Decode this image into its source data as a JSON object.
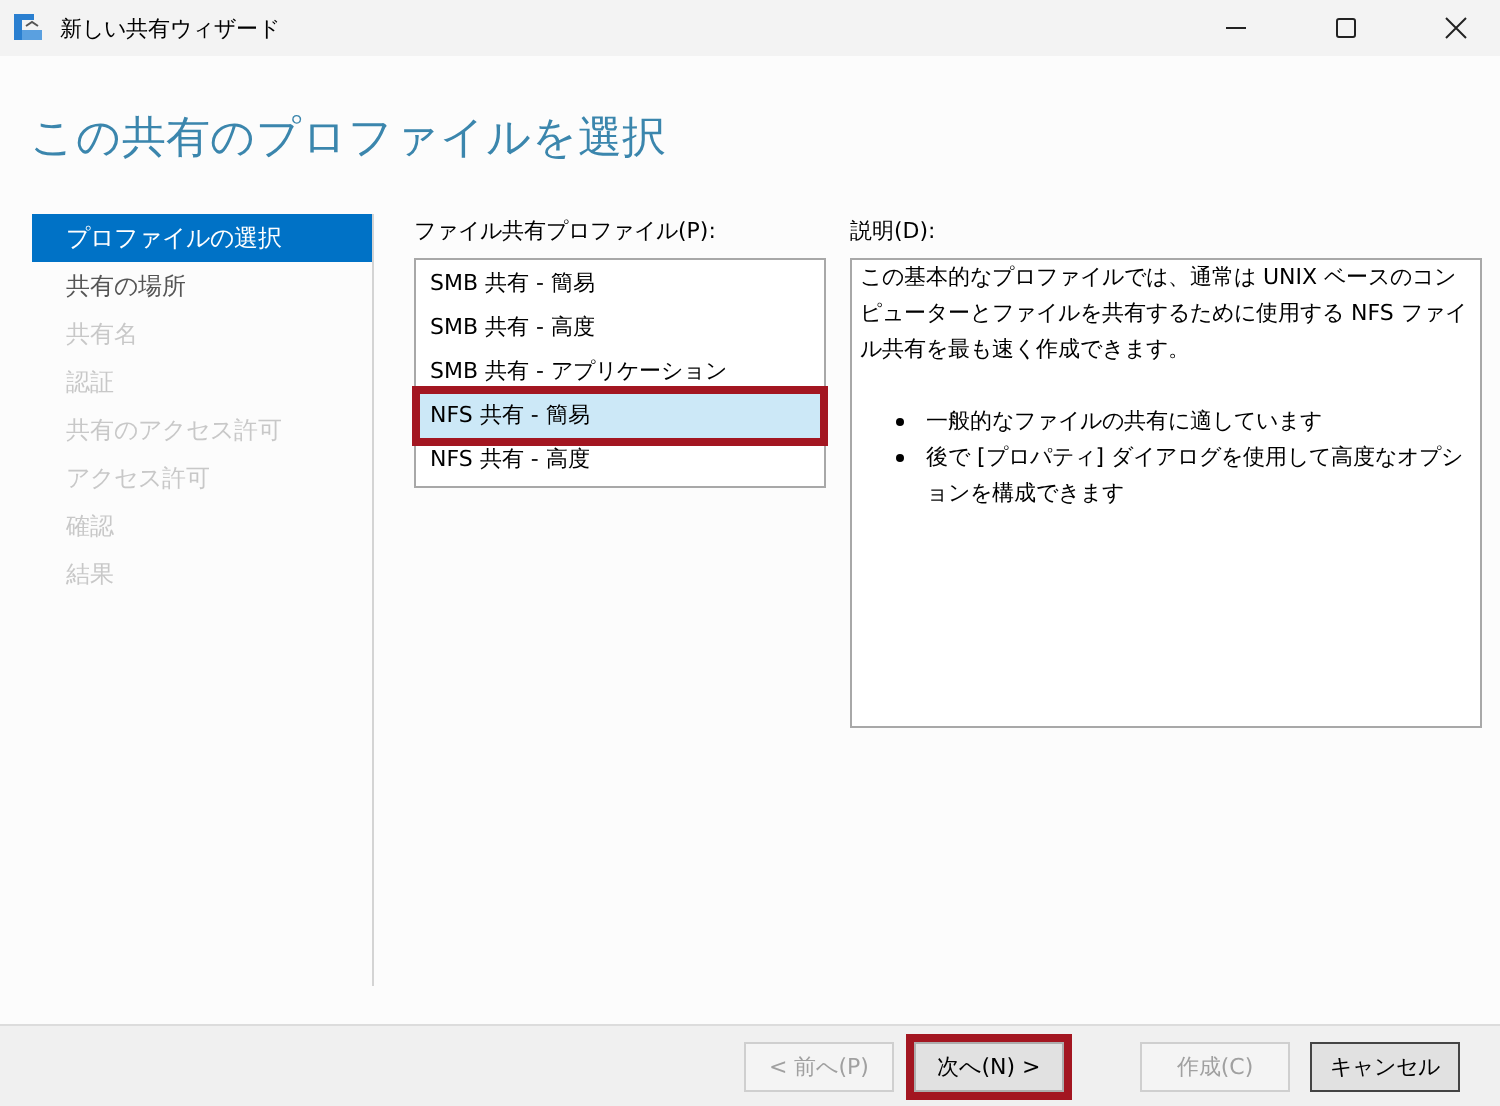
{
  "window": {
    "title": "新しい共有ウィザード"
  },
  "heading": "この共有のプロファイルを選択",
  "steps": [
    {
      "label": "プロファイルの選択",
      "selected": true,
      "disabled": false
    },
    {
      "label": "共有の場所",
      "selected": false,
      "disabled": false
    },
    {
      "label": "共有名",
      "selected": false,
      "disabled": true
    },
    {
      "label": "認証",
      "selected": false,
      "disabled": true
    },
    {
      "label": "共有のアクセス許可",
      "selected": false,
      "disabled": true
    },
    {
      "label": "アクセス許可",
      "selected": false,
      "disabled": true
    },
    {
      "label": "確認",
      "selected": false,
      "disabled": true
    },
    {
      "label": "結果",
      "selected": false,
      "disabled": true
    }
  ],
  "profiles": {
    "label": "ファイル共有プロファイル(P):",
    "items": [
      {
        "label": "SMB 共有 - 簡易",
        "selected": false,
        "highlighted": false
      },
      {
        "label": "SMB 共有 - 高度",
        "selected": false,
        "highlighted": false
      },
      {
        "label": "SMB 共有 - アプリケーション",
        "selected": false,
        "highlighted": false
      },
      {
        "label": "NFS 共有 - 簡易",
        "selected": true,
        "highlighted": true
      },
      {
        "label": "NFS 共有 - 高度",
        "selected": false,
        "highlighted": false
      }
    ]
  },
  "description": {
    "label": "説明(D):",
    "text": "この基本的なプロファイルでは、通常は UNIX ベースのコンピューターとファイルを共有するために使用する NFS ファイル共有を最も速く作成できます。",
    "bullets": [
      "一般的なファイルの共有に適しています",
      "後で [プロパティ] ダイアログを使用して高度なオプションを構成できます"
    ]
  },
  "buttons": [
    {
      "label": "< 前へ(P)",
      "disabled": true,
      "default": false,
      "highlighted": false
    },
    {
      "label": "次へ(N) >",
      "disabled": false,
      "default": false,
      "highlighted": true
    },
    {
      "label": "作成(C)",
      "disabled": true,
      "default": false,
      "highlighted": false
    },
    {
      "label": "キャンセル",
      "disabled": false,
      "default": true,
      "highlighted": false
    }
  ]
}
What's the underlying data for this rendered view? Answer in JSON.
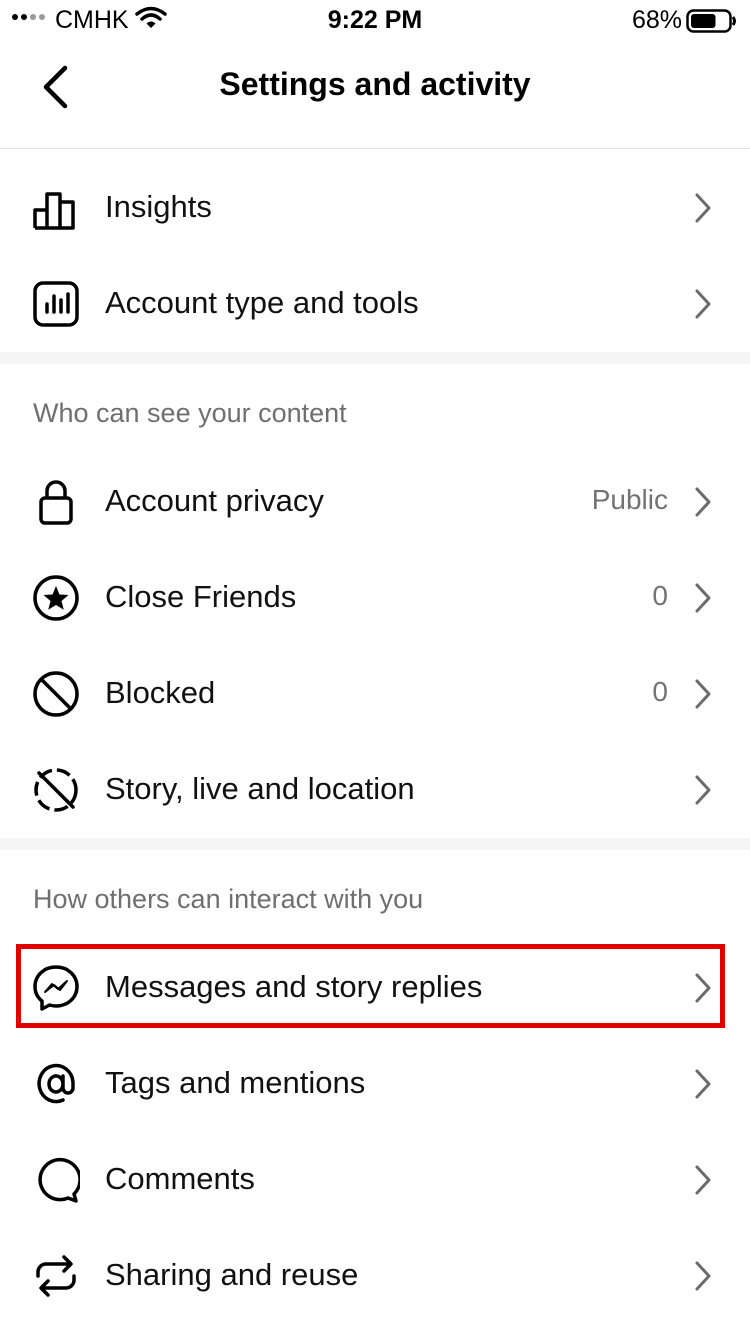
{
  "status_bar": {
    "carrier": "CMHK",
    "time": "9:22 PM",
    "battery_percent": "68%",
    "battery_level": 0.68
  },
  "header": {
    "title": "Settings and activity",
    "back_icon": "chevron-left-icon"
  },
  "group_top": {
    "items": [
      {
        "label": "Insights",
        "icon": "bar-chart-icon"
      },
      {
        "label": "Account type and tools",
        "icon": "chart-square-icon"
      }
    ]
  },
  "section_visibility": {
    "header": "Who can see your content",
    "items": [
      {
        "label": "Account privacy",
        "value": "Public",
        "icon": "lock-icon"
      },
      {
        "label": "Close Friends",
        "value": "0",
        "icon": "star-circle-icon"
      },
      {
        "label": "Blocked",
        "value": "0",
        "icon": "blocked-icon"
      },
      {
        "label": "Story, live and location",
        "icon": "story-hidden-icon"
      }
    ]
  },
  "section_interaction": {
    "header": "How others can interact with you",
    "items": [
      {
        "label": "Messages and story replies",
        "icon": "messenger-icon",
        "highlighted": true
      },
      {
        "label": "Tags and mentions",
        "icon": "at-sign-icon"
      },
      {
        "label": "Comments",
        "icon": "comment-bubble-icon"
      },
      {
        "label": "Sharing and reuse",
        "icon": "repost-icon"
      }
    ]
  },
  "colors": {
    "highlight_border": "#e10000",
    "secondary_text": "#737373",
    "section_header": "#6f6f6f",
    "divider": "#f5f5f5"
  }
}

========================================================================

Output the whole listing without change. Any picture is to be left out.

Response for this exercise:
Decode this image into its source data as a JSON object.
{
  "window": {
    "title": "新しい共有ウィザード"
  },
  "heading": "この共有のプロファイルを選択",
  "steps": [
    {
      "label": "プロファイルの選択",
      "selected": true,
      "disabled": false
    },
    {
      "label": "共有の場所",
      "selected": false,
      "disabled": false
    },
    {
      "label": "共有名",
      "selected": false,
      "disabled": true
    },
    {
      "label": "認証",
      "selected": false,
      "disabled": true
    },
    {
      "label": "共有のアクセス許可",
      "selected": false,
      "disabled": true
    },
    {
      "label": "アクセス許可",
      "selected": false,
      "disabled": true
    },
    {
      "label": "確認",
      "selected": false,
      "disabled": true
    },
    {
      "label": "結果",
      "selected": false,
      "disabled": true
    }
  ],
  "profiles": {
    "label": "ファイル共有プロファイル(P):",
    "items": [
      {
        "label": "SMB 共有 - 簡易",
        "selected": false,
        "highlighted": false
      },
      {
        "label": "SMB 共有 - 高度",
        "selected": false,
        "highlighted": false
      },
      {
        "label": "SMB 共有 - アプリケーション",
        "selected": false,
        "highlighted": false
      },
      {
        "label": "NFS 共有 - 簡易",
        "selected": true,
        "highlighted": true
      },
      {
        "label": "NFS 共有 - 高度",
        "selected": false,
        "highlighted": false
      }
    ]
  },
  "description": {
    "label": "説明(D):",
    "text": "この基本的なプロファイルでは、通常は UNIX ベースのコンピューターとファイルを共有するために使用する NFS ファイル共有を最も速く作成できます。",
    "bullets": [
      "一般的なファイルの共有に適しています",
      "後で [プロパティ] ダイアログを使用して高度なオプションを構成できます"
    ]
  },
  "buttons": [
    {
      "label": "< 前へ(P)",
      "disabled": true,
      "default": false,
      "highlighted": false
    },
    {
      "label": "次へ(N) >",
      "disabled": false,
      "default": false,
      "highlighted": true
    },
    {
      "label": "作成(C)",
      "disabled": true,
      "default": false,
      "highlighted": false
    },
    {
      "label": "キャンセル",
      "disabled": false,
      "default": true,
      "highlighted": false
    }
  ]
}
What's the underlying data for this rendered view? Answer in JSON.
{
  "status_bar": {
    "carrier": "CMHK",
    "time": "9:22 PM",
    "battery_percent": "68%",
    "battery_level": 0.68
  },
  "header": {
    "title": "Settings and activity",
    "back_icon": "chevron-left-icon"
  },
  "group_top": {
    "items": [
      {
        "label": "Insights",
        "icon": "bar-chart-icon"
      },
      {
        "label": "Account type and tools",
        "icon": "chart-square-icon"
      }
    ]
  },
  "section_visibility": {
    "header": "Who can see your content",
    "items": [
      {
        "label": "Account privacy",
        "value": "Public",
        "icon": "lock-icon"
      },
      {
        "label": "Close Friends",
        "value": "0",
        "icon": "star-circle-icon"
      },
      {
        "label": "Blocked",
        "value": "0",
        "icon": "blocked-icon"
      },
      {
        "label": "Story, live and location",
        "icon": "story-hidden-icon"
      }
    ]
  },
  "section_interaction": {
    "header": "How others can interact with you",
    "items": [
      {
        "label": "Messages and story replies",
        "icon": "messenger-icon",
        "highlighted": true
      },
      {
        "label": "Tags and mentions",
        "icon": "at-sign-icon"
      },
      {
        "label": "Comments",
        "icon": "comment-bubble-icon"
      },
      {
        "label": "Sharing and reuse",
        "icon": "repost-icon"
      }
    ]
  },
  "colors": {
    "highlight_border": "#e10000",
    "secondary_text": "#737373",
    "section_header": "#6f6f6f",
    "divider": "#f5f5f5"
  }
}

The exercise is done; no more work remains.